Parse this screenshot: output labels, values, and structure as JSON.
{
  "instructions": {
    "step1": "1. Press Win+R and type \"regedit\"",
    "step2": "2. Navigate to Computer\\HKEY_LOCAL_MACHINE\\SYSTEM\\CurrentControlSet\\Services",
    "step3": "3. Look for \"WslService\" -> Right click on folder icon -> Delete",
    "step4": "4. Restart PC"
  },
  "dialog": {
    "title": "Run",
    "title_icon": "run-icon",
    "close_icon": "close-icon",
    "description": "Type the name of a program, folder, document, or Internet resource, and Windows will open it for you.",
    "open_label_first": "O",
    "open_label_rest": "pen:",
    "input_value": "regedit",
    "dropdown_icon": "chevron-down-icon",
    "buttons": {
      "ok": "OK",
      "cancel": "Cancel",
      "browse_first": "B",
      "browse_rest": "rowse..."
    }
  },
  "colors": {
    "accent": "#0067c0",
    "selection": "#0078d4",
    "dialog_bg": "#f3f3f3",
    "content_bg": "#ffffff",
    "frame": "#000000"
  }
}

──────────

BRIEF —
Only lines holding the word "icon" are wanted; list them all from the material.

ANSWER FOR THIS EXERCISE —
    "step3": "3. Look for \"WslService\" -> Right click on folder icon -> Delete",
    "title_icon": "run-icon",
    "close_icon": "close-icon",
    "dropdown_icon": "chevron-down-icon",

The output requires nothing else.